When Intel came to Synaptica they had a problem. They wanted the Synaptica development team to try and solve it. Intel has a very large product catalog of integrated chips, CPUs, motherboards, and other computer components sold around the world. They also have a large, global work-force with requirements to source, manufacture, sell, and support those products worldwide. As a result, what should have been standardized product terms were being segmented, re-organized, and reprioritized by different internal groups and business lines, each to suit their own requirements and view of how they needed the catalog to be organized.

The problem

The result was 20 different product hierarchies that were being used across the organization. Each one with variations on product names and descriptions for what should have been identical product entries. The requirement, then, was to allow for the creation of multiple, distinct product hierarchies to suit each business user’s needs, while utilizing the exact same terms to form these hierarchies.

After gaining a better understanding of the issue and the desire to maintain multiple, parallel hierarchies in the same set of terms, the Synaptica team’s initial response was “That would break all of the rules”. An example provided by Intel had the term “Processors” as the parent to “Desktop” and “Server” for one internal customer, and as the child of those terms for another. Given existing rules for hierarchical taxonomy construction, you can’t have a term be both the parent and child of another term. To us it felt it couldn’t be done.

The solution

However, after further discussions and some innovative thinking by the team we decided on  a different approach. We created an entirely new relationship class called “Multiple BT/NT” (mBT/mNT). This new class would allow for multiple, parallel hierarchies to exist using the same set of terms, a concept that could simply not be accomplished with the traditional hierarchical relationship “BT/NT” class.

The example below outlines the parallel, multiple hierarchies created using the mBT/mNT relationship class using a singular set of terms (the Term Cloud). 

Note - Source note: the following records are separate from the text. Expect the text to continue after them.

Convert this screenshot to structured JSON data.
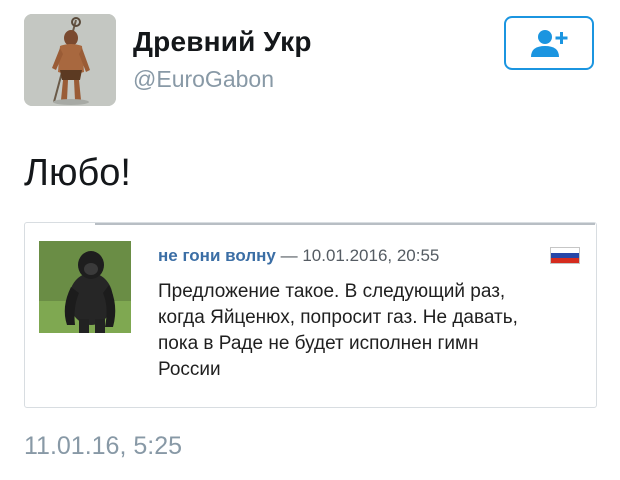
{
  "author": {
    "display_name": "Древний Укр",
    "handle": "@EuroGabon",
    "avatar_icon": "caveman-avatar-icon"
  },
  "follow_button": {
    "icon": "add-user-icon",
    "color": "#1b95e0"
  },
  "tweet": {
    "text": "Любо!",
    "timestamp": "11.01.16, 5:25"
  },
  "quote": {
    "username": "не гони волну",
    "separator": "—",
    "datetime": "10.01.2016, 20:55",
    "avatar_icon": "gorilla-avatar-icon",
    "flag_icon": "russian-flag-icon",
    "flag_colors": [
      "#ffffff",
      "#2646a8",
      "#d52b1e"
    ],
    "body_lines": [
      "Предложение такое. В следующий раз,",
      "когда Яйценюх, попросит газ. Не давать,",
      "пока в Раде не будет исполнен гимн",
      "России"
    ]
  }
}
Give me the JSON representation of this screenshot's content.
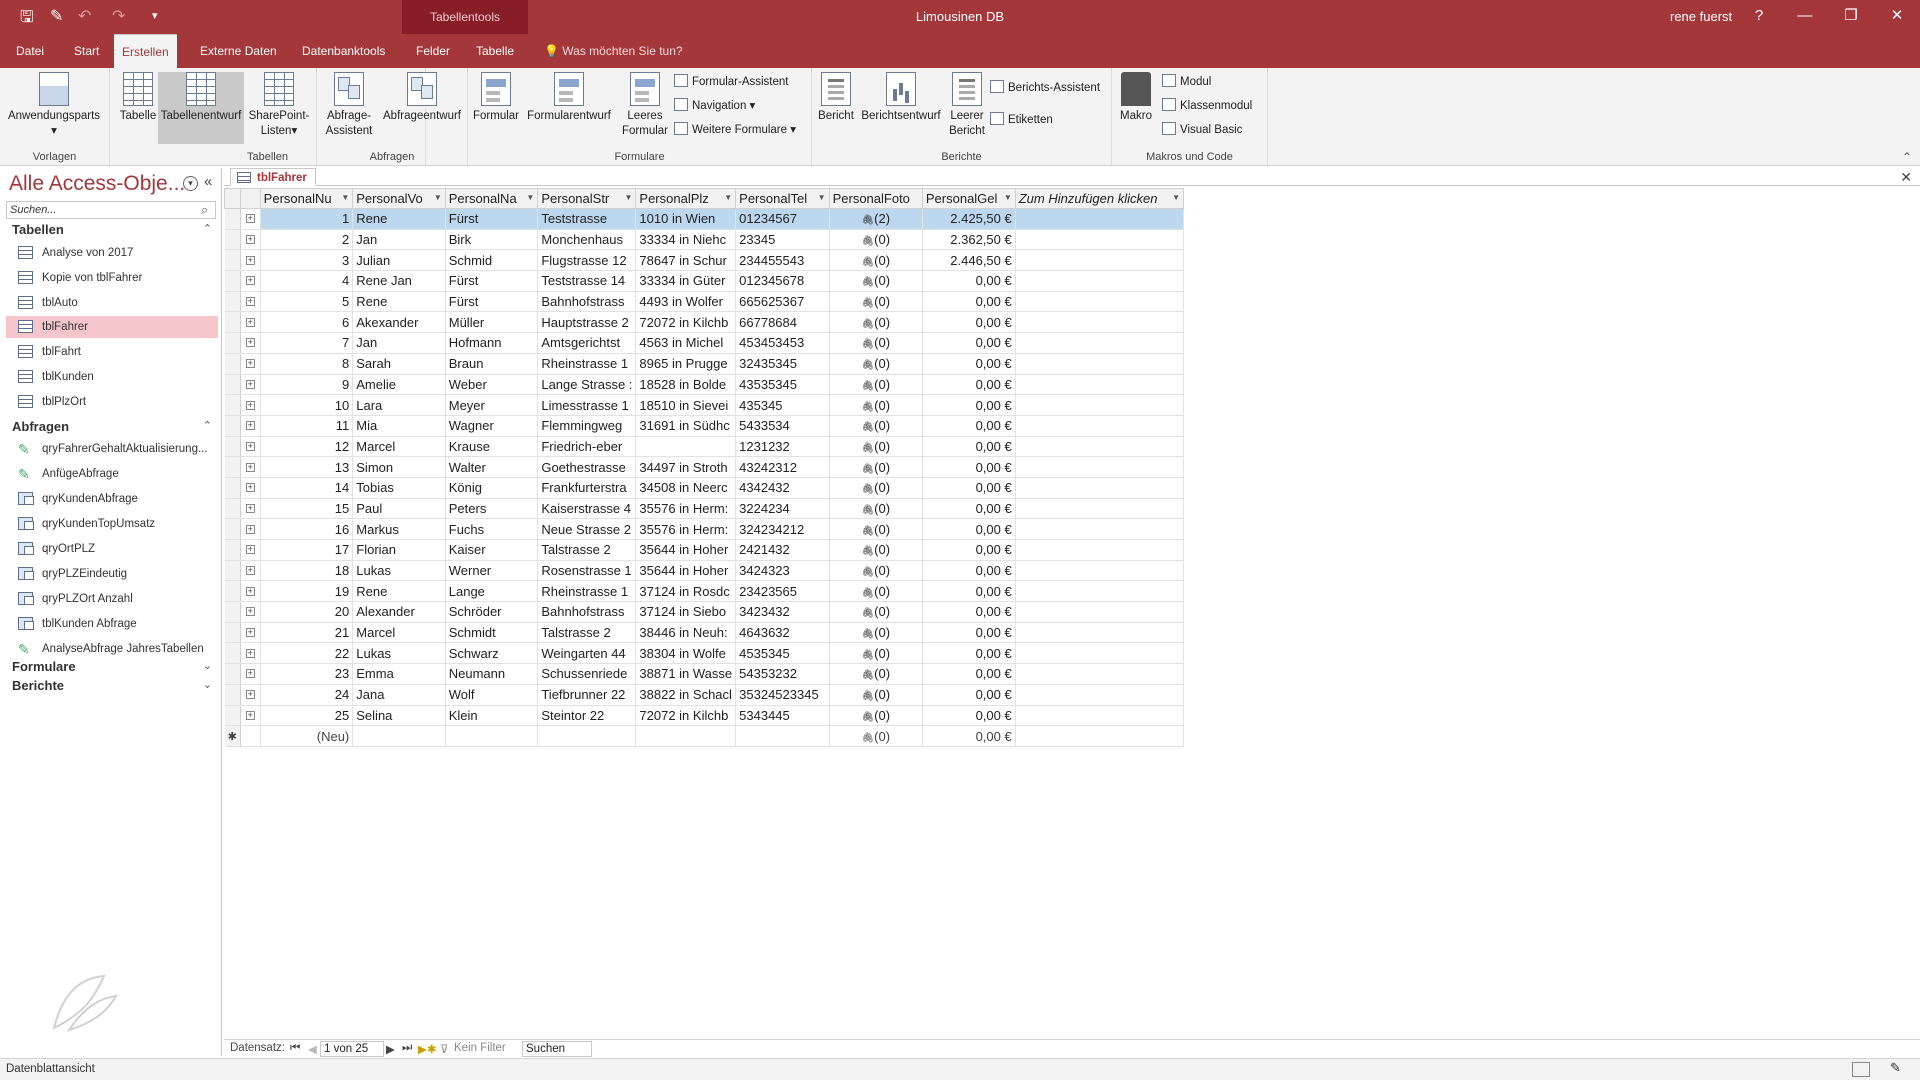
{
  "titlebar": {
    "context_tab": "Tabellentools",
    "app_title": "Limousinen DB",
    "user": "rene fuerst",
    "help": "?"
  },
  "menu": {
    "tabs": [
      "Datei",
      "Start",
      "Erstellen",
      "Externe Daten",
      "Datenbanktools",
      "Felder",
      "Tabelle"
    ],
    "search": "Was möchten Sie tun?"
  },
  "ribbon": {
    "groups": {
      "vorlagen": {
        "label": "Vorlagen",
        "anwendungsparts": "Anwendungsparts"
      },
      "tabellen": {
        "label": "Tabellen",
        "tabelle": "Tabelle",
        "tabellenentwurf": "Tabellenentwurf",
        "sharepoint": "SharePoint-",
        "sharepoint2": "Listen"
      },
      "abfragen": {
        "label": "Abfragen",
        "assistent": "Abfrage-",
        "assistent2": "Assistent",
        "entwurf": "Abfrageentwurf"
      },
      "formulare": {
        "label": "Formulare",
        "formular": "Formular",
        "entwurf": "Formularentwurf",
        "leeres": "Leeres",
        "leeres2": "Formular",
        "assistent": "Formular-Assistent",
        "navigation": "Navigation",
        "weitere": "Weitere Formulare"
      },
      "berichte": {
        "label": "Berichte",
        "bericht": "Bericht",
        "entwurf": "Berichtsentwurf",
        "leerer": "Leerer",
        "leerer2": "Bericht",
        "assistent": "Berichts-Assistent",
        "etiketten": "Etiketten"
      },
      "makros": {
        "label": "Makros und Code",
        "makro": "Makro",
        "modul": "Modul",
        "klassenmodul": "Klassenmodul",
        "vba": "Visual Basic"
      }
    }
  },
  "nav": {
    "title": "Alle Access-Obje...",
    "search_placeholder": "Suchen...",
    "sections": {
      "tabellen": "Tabellen",
      "abfragen": "Abfragen",
      "formulare": "Formulare",
      "berichte": "Berichte"
    },
    "tables": [
      "Analyse von 2017",
      "Kopie von tblFahrer",
      "tblAuto",
      "tblFahrer",
      "tblFahrt",
      "tblKunden",
      "tblPlzOrt"
    ],
    "queries": [
      "qryFahrerGehaltAktualisierung...",
      "AnfügeAbfrage",
      "qryKundenAbfrage",
      "qryKundenTopUmsatz",
      "qryOrtPLZ",
      "qryPLZEindeutig",
      "qryPLZOrt Anzahl",
      "tblKunden Abfrage",
      "AnalyseAbfrage JahresTabellen"
    ]
  },
  "doc": {
    "tab": "tblFahrer"
  },
  "grid": {
    "columns": [
      "PersonalNu",
      "PersonalVo",
      "PersonalNa",
      "PersonalStr",
      "PersonalPlz",
      "PersonalTel",
      "PersonalFoto",
      "PersonalGel",
      "Zum Hinzufügen klicken"
    ],
    "rows": [
      [
        "1",
        "Rene",
        "Fürst",
        "Teststrasse",
        "1010 in Wien",
        "01234567",
        "(2)",
        "2.425,50 €"
      ],
      [
        "2",
        "Jan",
        "Birk",
        "Monchenhaus",
        "33334 in Niehc",
        "23345",
        "(0)",
        "2.362,50 €"
      ],
      [
        "3",
        "Julian",
        "Schmid",
        "Flugstrasse 12",
        "78647 in Schur",
        "234455543",
        "(0)",
        "2.446,50 €"
      ],
      [
        "4",
        "Rene Jan",
        "Fürst",
        "Teststrasse 14",
        "33334 in Güter",
        "012345678",
        "(0)",
        "0,00 €"
      ],
      [
        "5",
        "Rene",
        "Fürst",
        "Bahnhofstrass",
        "4493 in Wolfer",
        "665625367",
        "(0)",
        "0,00 €"
      ],
      [
        "6",
        "Akexander",
        "Müller",
        "Hauptstrasse 2",
        "72072 in Kilchb",
        "66778684",
        "(0)",
        "0,00 €"
      ],
      [
        "7",
        "Jan",
        "Hofmann",
        "Amtsgerichtst",
        "4563 in Michel",
        "453453453",
        "(0)",
        "0,00 €"
      ],
      [
        "8",
        "Sarah",
        "Braun",
        "Rheinstrasse 1",
        "8965 in Prugge",
        "32435345",
        "(0)",
        "0,00 €"
      ],
      [
        "9",
        "Amelie",
        "Weber",
        "Lange Strasse :",
        "18528 in Bolde",
        "43535345",
        "(0)",
        "0,00 €"
      ],
      [
        "10",
        "Lara",
        "Meyer",
        "Limesstrasse 1",
        "18510 in Sievei",
        "435345",
        "(0)",
        "0,00 €"
      ],
      [
        "11",
        "Mia",
        "Wagner",
        "Flemmingweg",
        "31691 in Südhc",
        "5433534",
        "(0)",
        "0,00 €"
      ],
      [
        "12",
        "Marcel",
        "Krause",
        "Friedrich-eber",
        "",
        "1231232",
        "(0)",
        "0,00 €"
      ],
      [
        "13",
        "Simon",
        "Walter",
        "Goethestrasse",
        "34497 in Stroth",
        "43242312",
        "(0)",
        "0,00 €"
      ],
      [
        "14",
        "Tobias",
        "König",
        "Frankfurterstra",
        "34508 in Neerc",
        "4342432",
        "(0)",
        "0,00 €"
      ],
      [
        "15",
        "Paul",
        "Peters",
        "Kaiserstrasse 4",
        "35576 in Herm:",
        "3224234",
        "(0)",
        "0,00 €"
      ],
      [
        "16",
        "Markus",
        "Fuchs",
        "Neue Strasse 2",
        "35576 in Herm:",
        "324234212",
        "(0)",
        "0,00 €"
      ],
      [
        "17",
        "Florian",
        "Kaiser",
        "Talstrasse 2",
        "35644 in Hoher",
        "2421432",
        "(0)",
        "0,00 €"
      ],
      [
        "18",
        "Lukas",
        "Werner",
        "Rosenstrasse 1",
        "35644 in Hoher",
        "3424323",
        "(0)",
        "0,00 €"
      ],
      [
        "19",
        "Rene",
        "Lange",
        "Rheinstrasse 1",
        "37124 in Rosdc",
        "23423565",
        "(0)",
        "0,00 €"
      ],
      [
        "20",
        "Alexander",
        "Schröder",
        "Bahnhofstrass",
        "37124 in Siebo",
        "3423432",
        "(0)",
        "0,00 €"
      ],
      [
        "21",
        "Marcel",
        "Schmidt",
        "Talstrasse 2",
        "38446 in Neuh:",
        "4643632",
        "(0)",
        "0,00 €"
      ],
      [
        "22",
        "Lukas",
        "Schwarz",
        "Weingarten 44",
        "38304 in Wolfe",
        "4535345",
        "(0)",
        "0,00 €"
      ],
      [
        "23",
        "Emma",
        "Neumann",
        "Schussenriede",
        "38871 in Wasse",
        "54353232",
        "(0)",
        "0,00 €"
      ],
      [
        "24",
        "Jana",
        "Wolf",
        "Tiefbrunner 22",
        "38822 in Schacl",
        "35324523345",
        "(0)",
        "0,00 €"
      ],
      [
        "25",
        "Selina",
        "Klein",
        "Steintor 22",
        "72072 in Kilchb",
        "5343445",
        "(0)",
        "0,00 €"
      ]
    ],
    "new_row": {
      "label": "(Neu)",
      "attachments": "(0)",
      "salary": "0,00 €"
    }
  },
  "recnav": {
    "label": "Datensatz:",
    "position": "1 von 25",
    "filter": "Kein Filter",
    "search": "Suchen"
  },
  "status": {
    "view": "Datenblattansicht"
  },
  "colors": {
    "accent": "#a4373a",
    "selection": "#bdd7ee",
    "nav_selection": "#f4c6cb"
  }
}
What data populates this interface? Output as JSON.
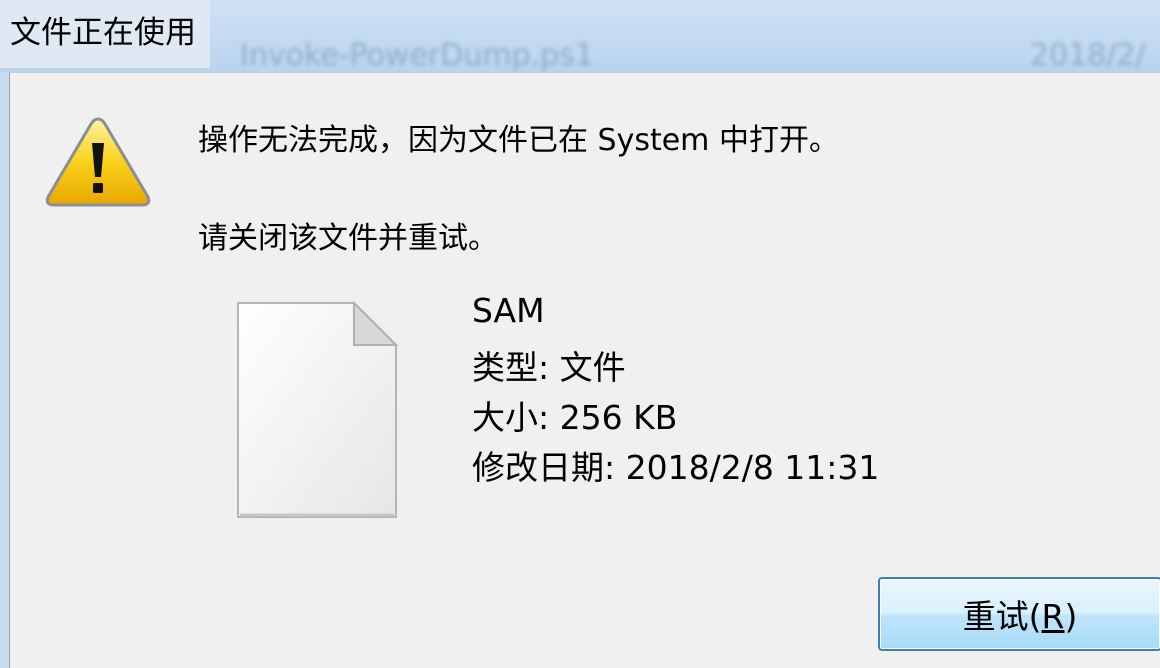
{
  "window": {
    "title": "文件正在使用"
  },
  "background": {
    "ghost_filename": "Invoke-PowerDump.ps1",
    "ghost_date": "2018/2/"
  },
  "message": {
    "line1": "操作无法完成，因为文件已在 System 中打开。",
    "line2": "请关闭该文件并重试。"
  },
  "file": {
    "name": "SAM",
    "type": "类型: 文件",
    "size": "大小: 256 KB",
    "modified": "修改日期: 2018/2/8 11:31"
  },
  "buttons": {
    "retry": {
      "label": "重试(",
      "accelerator": "R",
      "suffix": ")"
    }
  },
  "icons": {
    "warning": "warning-icon",
    "file": "file-icon"
  },
  "colors": {
    "dialog_bg": "#f0f0f0",
    "warning_yellow": "#f5c400",
    "button_border": "#3c7fb1"
  }
}
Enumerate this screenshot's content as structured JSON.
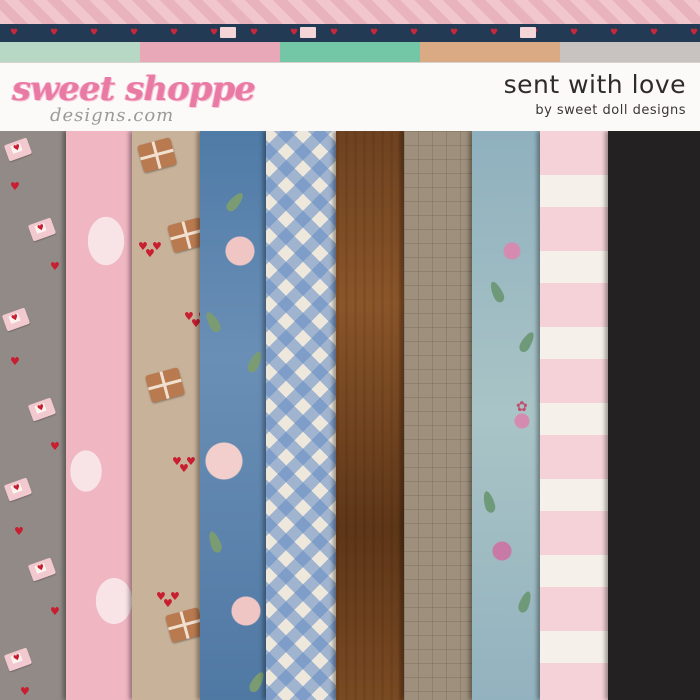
{
  "kit": {
    "title": "sent with love",
    "byline": "by sweet doll designs"
  },
  "brand": {
    "logo_line1": "sweet shoppe",
    "logo_line2": "designs.com",
    "logo_color": "#e97aa4"
  },
  "header_strips": {
    "colors": [
      "#b7d8c4",
      "#e9a8b8",
      "#73c6a6",
      "#d9aa84",
      "#c8c3c0"
    ]
  },
  "papers": [
    {
      "name": "gray-envelopes",
      "color": "#918a86"
    },
    {
      "name": "pink-clouds",
      "color": "#f0b7c3"
    },
    {
      "name": "kraft-parcels",
      "color": "#c8b29a"
    },
    {
      "name": "blue-floral",
      "color": "#4f7ba7"
    },
    {
      "name": "blue-gingham",
      "color": "#618ac4"
    },
    {
      "name": "brown-wood",
      "color": "#7a4a22"
    },
    {
      "name": "tan-grid",
      "color": "#9f907d"
    },
    {
      "name": "botanical",
      "color": "#a9c4c6"
    },
    {
      "name": "pink-stripe",
      "color": "#f4d2d8"
    },
    {
      "name": "black-solid",
      "color": "#232121"
    }
  ]
}
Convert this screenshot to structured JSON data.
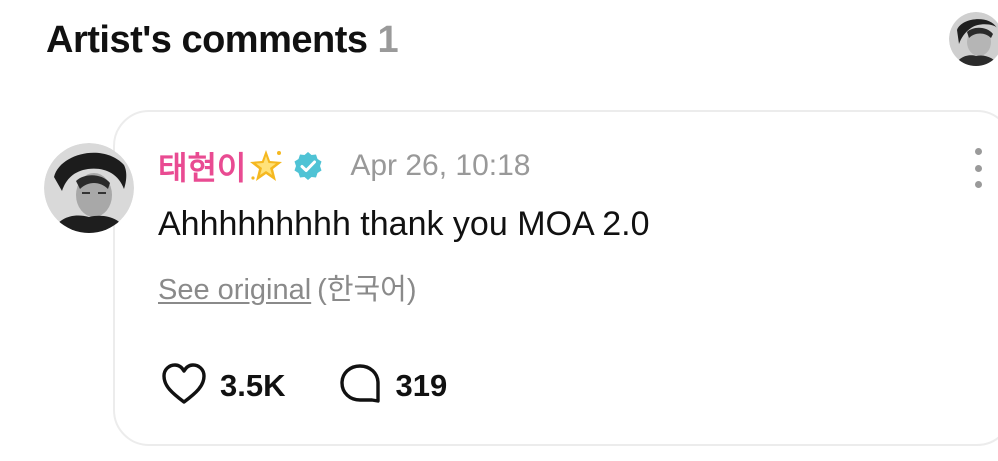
{
  "header": {
    "title": "Artist's comments",
    "count": "1",
    "avatar_icon": "user-avatar-icon"
  },
  "comment": {
    "author": "태현이",
    "author_emoji_icon": "sparkle-star-icon",
    "verified_icon": "verified-badge-icon",
    "timestamp": "Apr 26, 10:18",
    "text": "Ahhhhhhhhh thank you MOA 2.0",
    "see_original": "See original",
    "language": "(한국어)",
    "likes": "3.5K",
    "replies": "319",
    "like_icon": "heart-icon",
    "reply_icon": "comment-bubble-icon",
    "more_icon": "more-vertical-icon"
  },
  "colors": {
    "author_name": "#e94b92",
    "verified": "#4fc3d5",
    "muted_text": "#999999",
    "card_border": "#ececec",
    "sparkle": "#f5b820"
  }
}
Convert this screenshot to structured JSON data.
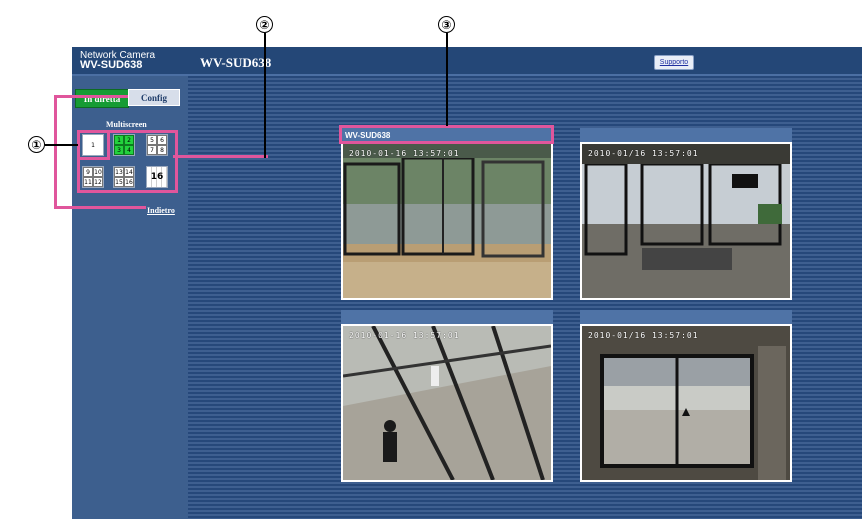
{
  "callouts": [
    "①",
    "②",
    "③"
  ],
  "header": {
    "brand_small": "Network Camera",
    "brand_model": "WV-SUD638",
    "title": "WV-SUD638",
    "support_label": "Supporto"
  },
  "sidebar": {
    "live_label": "In diretta",
    "config_label": "Config",
    "multiscreen_label": "Multiscreen",
    "back_label": "Indietro",
    "tiles": {
      "single": [
        "1"
      ],
      "quad_a": [
        "1",
        "2",
        "3",
        "4"
      ],
      "quad_b": [
        "5",
        "6",
        "7",
        "8"
      ],
      "quad_c": [
        "9",
        "10",
        "11",
        "12"
      ],
      "quad_d": [
        "13",
        "14",
        "15",
        "16"
      ],
      "grid16": "16"
    }
  },
  "panels": [
    {
      "title": "WV-SUD638",
      "timestamp": "2010-01-16 13:57:01"
    },
    {
      "title": "",
      "timestamp": "2010-01/16 13:57:01"
    },
    {
      "title": "",
      "timestamp": "2010-01-16 13:57:01"
    },
    {
      "title": "",
      "timestamp": "2010-01/16 13:57:01"
    }
  ]
}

For more on this case study and our work with Intel. View Sherry Chang’s presentation, “Hierarchies & Polyhierarchies: Is More Better?” 2011.